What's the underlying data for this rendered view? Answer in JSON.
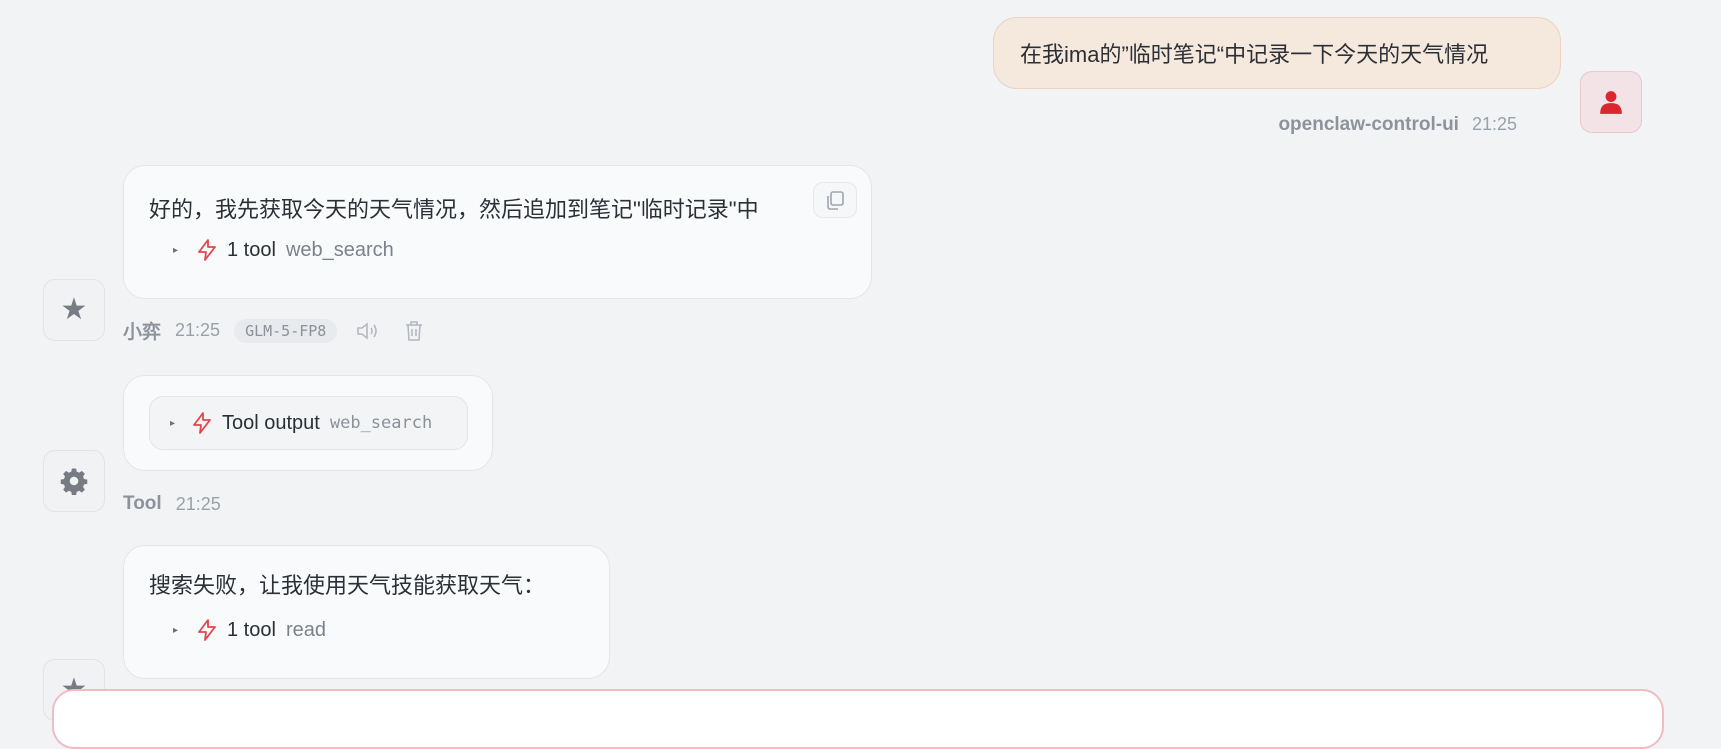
{
  "user_message": {
    "text": "在我ima的”临时笔记“中记录一下今天的天气情况",
    "sender": "openclaw-control-ui",
    "time": "21:25"
  },
  "assistant_message_1": {
    "text": "好的，我先获取今天的天气情况，然后追加到笔记\"临时记录\"中",
    "tool_count": "1 tool",
    "tool_name": "web_search",
    "sender": "小弈",
    "time": "21:25",
    "model": "GLM-5-FP8"
  },
  "tool_message": {
    "label": "Tool output",
    "tool_name": "web_search",
    "sender": "Tool",
    "time": "21:25"
  },
  "assistant_message_2": {
    "text": "搜索失败，让我使用天气技能获取天气：",
    "tool_count": "1 tool",
    "tool_name": "read"
  },
  "icons": {
    "user_avatar": "person-icon",
    "assistant_avatar": "star-icon",
    "tool_avatar": "gear-icon",
    "tool": "lightning-icon",
    "copy": "copy-icon",
    "speaker": "speaker-icon",
    "delete": "trash-icon"
  },
  "colors": {
    "accent": "#e0474c",
    "user_bubble": "#f5e8dd",
    "background": "#f2f3f5"
  }
}
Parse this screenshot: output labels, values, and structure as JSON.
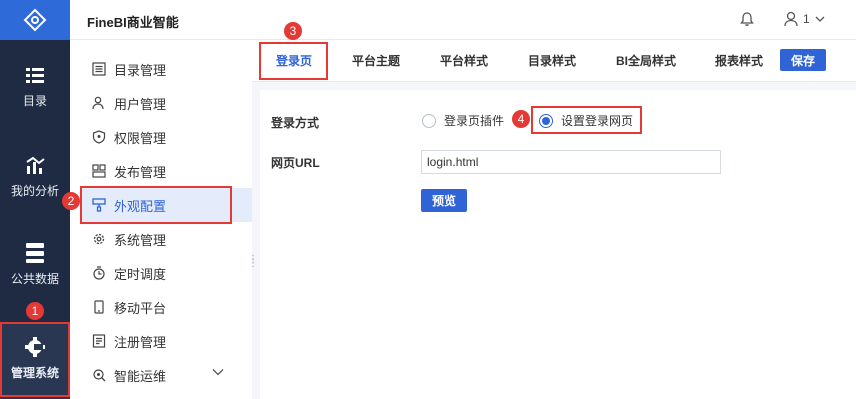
{
  "app": {
    "title": "FineBI商业智能"
  },
  "header": {
    "user_label": "1",
    "accent": "#2f63d6"
  },
  "rail": {
    "items": [
      {
        "label": "目录",
        "icon": "catalog-icon"
      },
      {
        "label": "我的分析",
        "icon": "chart-icon"
      },
      {
        "label": "公共数据",
        "icon": "database-icon"
      },
      {
        "label": "管理系统",
        "icon": "settings-icon",
        "active": true
      }
    ]
  },
  "submenu": {
    "items": [
      {
        "label": "目录管理",
        "icon": "list-icon"
      },
      {
        "label": "用户管理",
        "icon": "user-icon"
      },
      {
        "label": "权限管理",
        "icon": "shield-icon"
      },
      {
        "label": "发布管理",
        "icon": "publish-icon"
      },
      {
        "label": "外观配置",
        "icon": "brush-icon",
        "active": true
      },
      {
        "label": "系统管理",
        "icon": "gear-icon"
      },
      {
        "label": "定时调度",
        "icon": "timer-icon"
      },
      {
        "label": "移动平台",
        "icon": "mobile-icon"
      },
      {
        "label": "注册管理",
        "icon": "register-icon"
      },
      {
        "label": "智能运维",
        "icon": "ops-icon"
      }
    ]
  },
  "tabs": [
    {
      "label": "登录页",
      "active": true
    },
    {
      "label": "平台主题"
    },
    {
      "label": "平台样式"
    },
    {
      "label": "目录样式"
    },
    {
      "label": "BI全局样式"
    },
    {
      "label": "报表样式"
    }
  ],
  "toolbar": {
    "save_label": "保存"
  },
  "form": {
    "login_method_label": "登录方式",
    "option_plugin": "登录页插件",
    "option_custom": "设置登录网页",
    "selected": "设置登录网页",
    "url_label": "网页URL",
    "url_value": "login.html",
    "preview_label": "预览"
  },
  "annotations": [
    "1",
    "2",
    "3",
    "4"
  ],
  "colors": {
    "annotation": "#e53935",
    "rail_bg": "#1f2b43",
    "logo_bg": "#2e6ad8"
  }
}
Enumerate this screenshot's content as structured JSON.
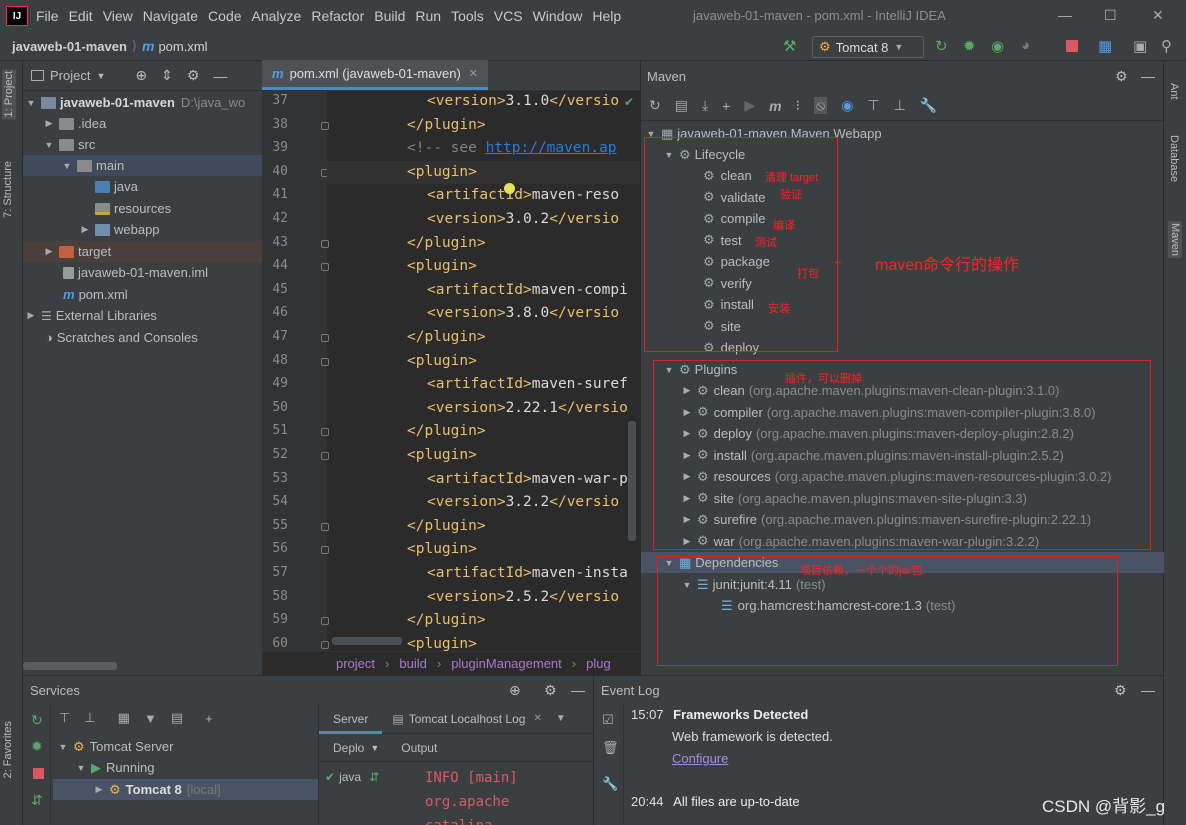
{
  "menubar": {
    "items": [
      "File",
      "Edit",
      "View",
      "Navigate",
      "Code",
      "Analyze",
      "Refactor",
      "Build",
      "Run",
      "Tools",
      "VCS",
      "Window",
      "Help"
    ],
    "title": "javaweb-01-maven - pom.xml - IntelliJ IDEA"
  },
  "navbar": {
    "project": "javaweb-01-maven",
    "file": "pom.xml",
    "run_config": "Tomcat 8"
  },
  "stripes": {
    "left": [
      "1: Project",
      "7: Structure",
      "2: Favorites"
    ],
    "right": [
      "Ant",
      "Database",
      "Maven"
    ]
  },
  "project_panel": {
    "header": "Project",
    "rows": [
      {
        "label": "javaweb-01-maven",
        "suffix": "D:\\java_wo"
      },
      {
        "label": ".idea"
      },
      {
        "label": "src"
      },
      {
        "label": "main"
      },
      {
        "label": "java"
      },
      {
        "label": "resources"
      },
      {
        "label": "webapp"
      },
      {
        "label": "target"
      },
      {
        "label": "javaweb-01-maven.iml"
      },
      {
        "label": "pom.xml"
      },
      {
        "label": "External Libraries"
      },
      {
        "label": "Scratches and Consoles"
      }
    ]
  },
  "editor": {
    "tab": "pom.xml (javaweb-01-maven)",
    "line_numbers": [
      "37",
      "38",
      "39",
      "40",
      "41",
      "42",
      "43",
      "44",
      "45",
      "46",
      "47",
      "48",
      "49",
      "50",
      "51",
      "52",
      "53",
      "54",
      "55",
      "56",
      "57",
      "58",
      "59",
      "60"
    ],
    "lines": [
      "<version>3.1.0</versio",
      "</plugin>",
      "<!-- see http://maven.ap",
      "<plugin>",
      "<artifactId>maven-reso",
      "<version>3.0.2</versio",
      "</plugin>",
      "<plugin>",
      "<artifactId>maven-compi",
      "<version>3.8.0</versio",
      "</plugin>",
      "<plugin>",
      "<artifactId>maven-suref",
      "<version>2.22.1</versio",
      "</plugin>",
      "<plugin>",
      "<artifactId>maven-war-p",
      "<version>3.2.2</versio",
      "</plugin>",
      "<plugin>",
      "<artifactId>maven-insta",
      "<version>2.5.2</versio",
      "</plugin>",
      "<plugin>"
    ],
    "breadcrumbs": [
      "project",
      "build",
      "pluginManagement",
      "plug"
    ]
  },
  "maven": {
    "header": "Maven",
    "root": "javaweb-01-maven Maven Webapp",
    "lifecycle_label": "Lifecycle",
    "lifecycle": [
      "clean",
      "validate",
      "compile",
      "test",
      "package",
      "verify",
      "install",
      "site",
      "deploy"
    ],
    "plugins_label": "Plugins",
    "plugins": [
      {
        "name": "clean",
        "coord": "(org.apache.maven.plugins:maven-clean-plugin:3.1.0)"
      },
      {
        "name": "compiler",
        "coord": "(org.apache.maven.plugins:maven-compiler-plugin:3.8.0)"
      },
      {
        "name": "deploy",
        "coord": "(org.apache.maven.plugins:maven-deploy-plugin:2.8.2)"
      },
      {
        "name": "install",
        "coord": "(org.apache.maven.plugins:maven-install-plugin:2.5.2)"
      },
      {
        "name": "resources",
        "coord": "(org.apache.maven.plugins:maven-resources-plugin:3.0.2)"
      },
      {
        "name": "site",
        "coord": "(org.apache.maven.plugins:maven-site-plugin:3.3)"
      },
      {
        "name": "surefire",
        "coord": "(org.apache.maven.plugins:maven-surefire-plugin:2.22.1)"
      },
      {
        "name": "war",
        "coord": "(org.apache.maven.plugins:maven-war-plugin:3.2.2)"
      }
    ],
    "dependencies_label": "Dependencies",
    "deps": [
      {
        "name": "junit:junit:4.11",
        "scope": "(test)"
      },
      {
        "name": "org.hamcrest:hamcrest-core:1.3",
        "scope": "(test)"
      }
    ],
    "annotations": {
      "clean": "清理 target",
      "validate": "验证",
      "compile": "编译",
      "test": "测试",
      "package": "打包",
      "install": "安装",
      "lifecycle_note": "maven命令行的操作",
      "plugins_note": "插件，可以删掉",
      "deps_note": "项目依赖，一个个的jar包"
    }
  },
  "services": {
    "header": "Services",
    "tomcat_server": "Tomcat Server",
    "running": "Running",
    "tomcat_instance": "Tomcat 8",
    "instance_suffix": "[local]",
    "tabs": [
      "Server",
      "Tomcat Localhost Log"
    ],
    "deploy_label": "Deplo",
    "output_label": "Output",
    "deploy_item": "java",
    "output_lines": [
      "INFO [main]",
      "org.apache",
      "catalina"
    ]
  },
  "event_log": {
    "header": "Event Log",
    "entries": [
      {
        "time": "15:07",
        "title": "Frameworks Detected",
        "body": "Web framework is detected.",
        "link": "Configure"
      },
      {
        "time": "20:44",
        "title": "All files are up-to-date"
      }
    ]
  },
  "watermark": "CSDN @背影_g",
  "colors": {
    "accent": "#4a88c7",
    "annotation": "#e02020",
    "run_green": "#59a869",
    "stop_red": "#db5860"
  }
}
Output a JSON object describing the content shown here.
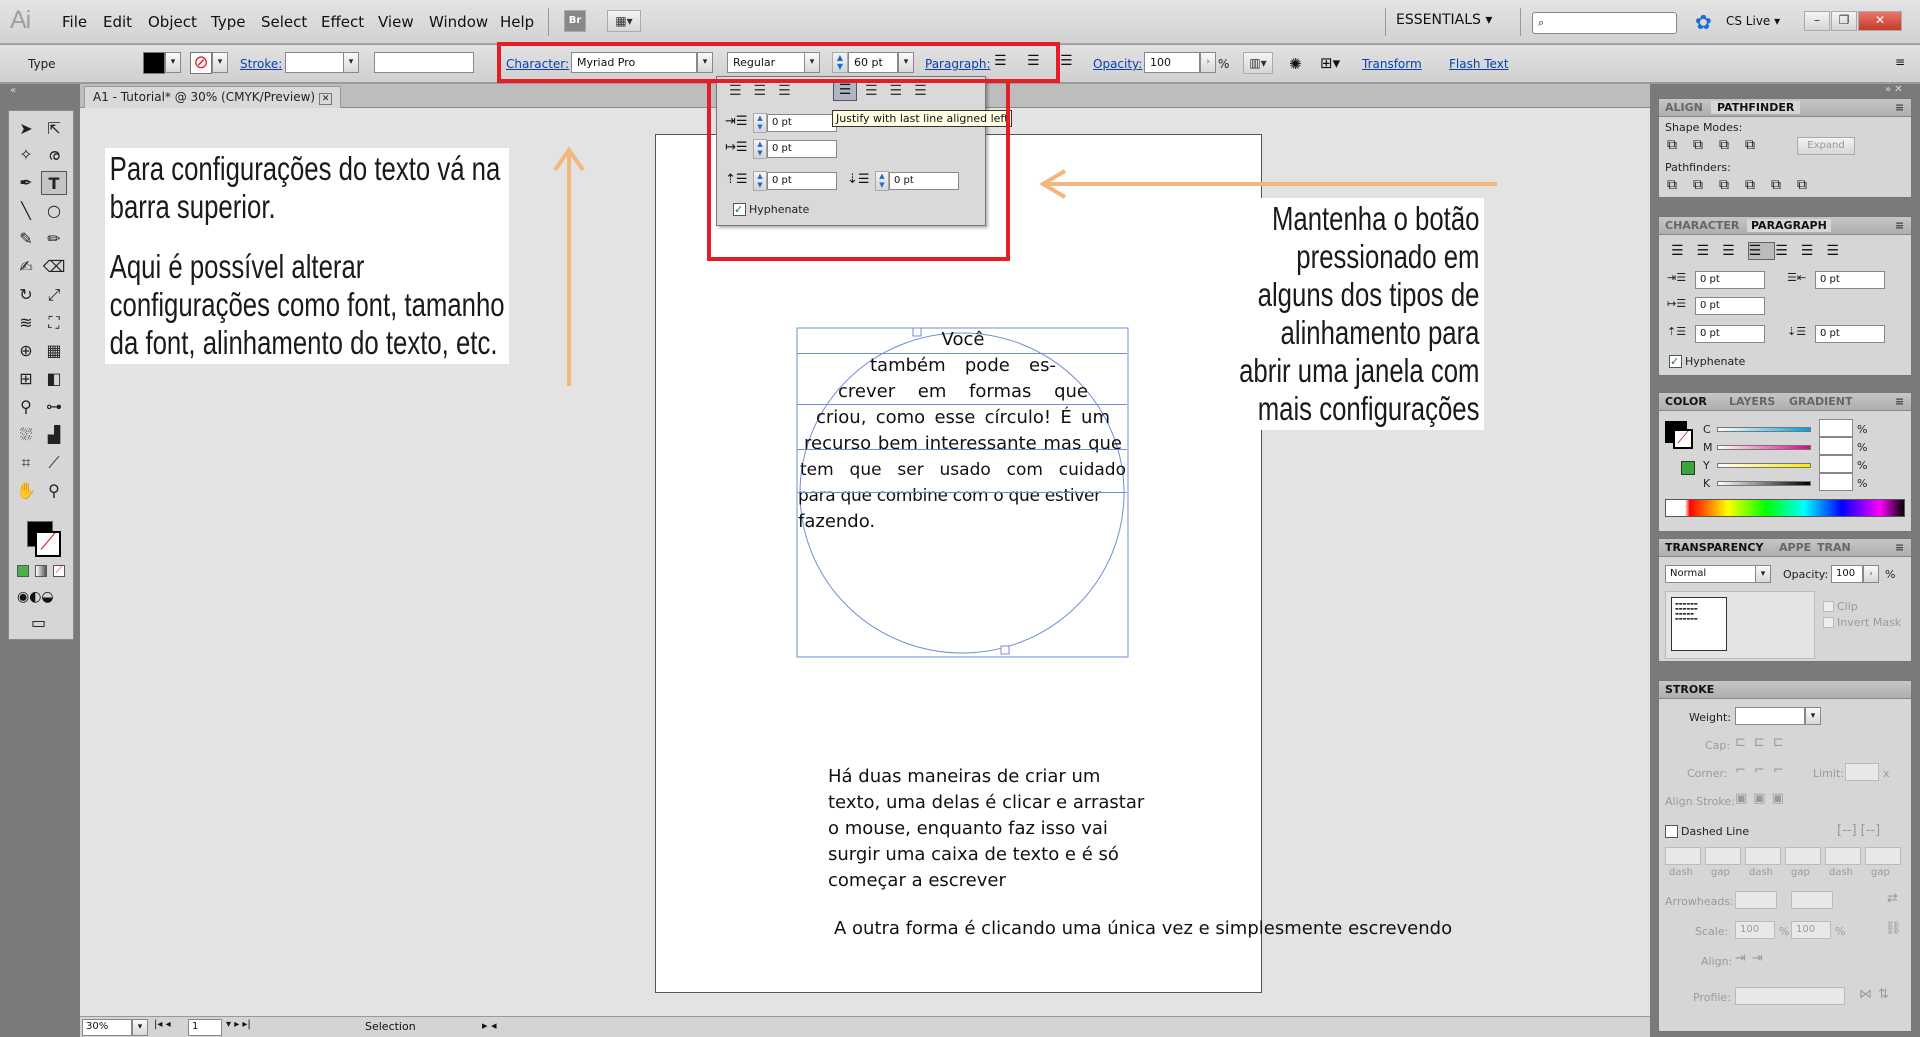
{
  "app": {
    "logo": "Ai",
    "workspace": "ESSENTIALS",
    "cslive": "CS Live",
    "bridge": "Br"
  },
  "menu": [
    "File",
    "Edit",
    "Object",
    "Type",
    "Select",
    "Effect",
    "View",
    "Window",
    "Help"
  ],
  "control": {
    "tool_label": "Type",
    "stroke_label": "Stroke:",
    "character_label": "Character:",
    "font_family": "Myriad Pro",
    "font_style": "Regular",
    "font_size": "60 pt",
    "paragraph_label": "Paragraph:",
    "opacity_label": "Opacity:",
    "opacity_value": "100",
    "opacity_unit": "%",
    "transform_label": "Transform",
    "flash_text_label": "Flash Text"
  },
  "doc_tab": "A1 - Tutorial* @ 30% (CMYK/Preview)",
  "popup": {
    "tooltip": "Justify with last line aligned left",
    "indent_left": "0 pt",
    "indent_first": "0 pt",
    "space_before": "0 pt",
    "space_after": "0 pt",
    "hyphenate": "Hyphenate"
  },
  "annotations": {
    "left_1": "Para configurações do texto vá na",
    "left_2": "barra superior.",
    "left_3": "Aqui é possível alterar",
    "left_4": "configurações como font, tamanho",
    "left_5": "da font, alinhamento do texto, etc.",
    "right_1": "Mantenha o botão",
    "right_2": "pressionado em",
    "right_3": "alguns dos tipos de",
    "right_4": "alinhamento para",
    "right_5": "abrir uma janela com",
    "right_6": "mais configurações"
  },
  "artboard": {
    "circle_lines": [
      "Você",
      "também pode es-",
      "crever em formas que",
      "criou, como esse círculo! É um",
      "recurso bem interessante mas que",
      "tem que ser usado com cuidado",
      "para que combine com o que estiver",
      "fazendo."
    ],
    "para1": [
      "Há duas maneiras de criar um",
      "texto, uma delas é clicar e arrastar",
      "o mouse, enquanto faz isso vai",
      "surgir uma caixa de texto e é só",
      "começar a escrever"
    ],
    "para2": "A outra forma é clicando uma única vez e simplesmente escrevendo"
  },
  "status": {
    "zoom": "30%",
    "page": "1",
    "tool": "Selection"
  },
  "panels": {
    "align_tab": "ALIGN",
    "pathfinder_tab": "PATHFINDER",
    "shape_modes": "Shape Modes:",
    "expand": "Expand",
    "pathfinders": "Pathfinders:",
    "character_tab": "CHARACTER",
    "paragraph_tab": "PARAGRAPH",
    "p_left": "0 pt",
    "p_right": "0 pt",
    "p_first": "0 pt",
    "p_before": "0 pt",
    "p_after": "0 pt",
    "hyphenate": "Hyphenate",
    "color_tab": "COLOR",
    "layers_tab": "LAYERS",
    "gradient_tab": "GRADIENT",
    "c": "C",
    "m": "M",
    "y": "Y",
    "k": "K",
    "pct": "%",
    "transparency_tab": "TRANSPARENCY",
    "appe_tab": "APPE",
    "tran_tab": "TRAN",
    "blend": "Normal",
    "opacity_label": "Opacity:",
    "opacity_value": "100",
    "clip": "Clip",
    "invert_mask": "Invert Mask",
    "stroke_tab": "STROKE",
    "weight": "Weight:",
    "cap": "Cap:",
    "corner": "Corner:",
    "limit": "Limit:",
    "limit_x": "x",
    "align_stroke": "Align Stroke:",
    "dashed_line": "Dashed Line",
    "dash": "dash",
    "gap": "gap",
    "arrowheads": "Arrowheads:",
    "scale": "Scale:",
    "scale_v1": "100",
    "scale_v2": "100",
    "align": "Align:",
    "profile": "Profile:"
  },
  "colors": {
    "red_box": "#e41e26",
    "arrow": "#f3b67c",
    "link": "#0a3fae",
    "bbox": "#6f8fd8"
  }
}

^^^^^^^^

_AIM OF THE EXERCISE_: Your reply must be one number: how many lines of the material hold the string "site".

_RESULT_: 3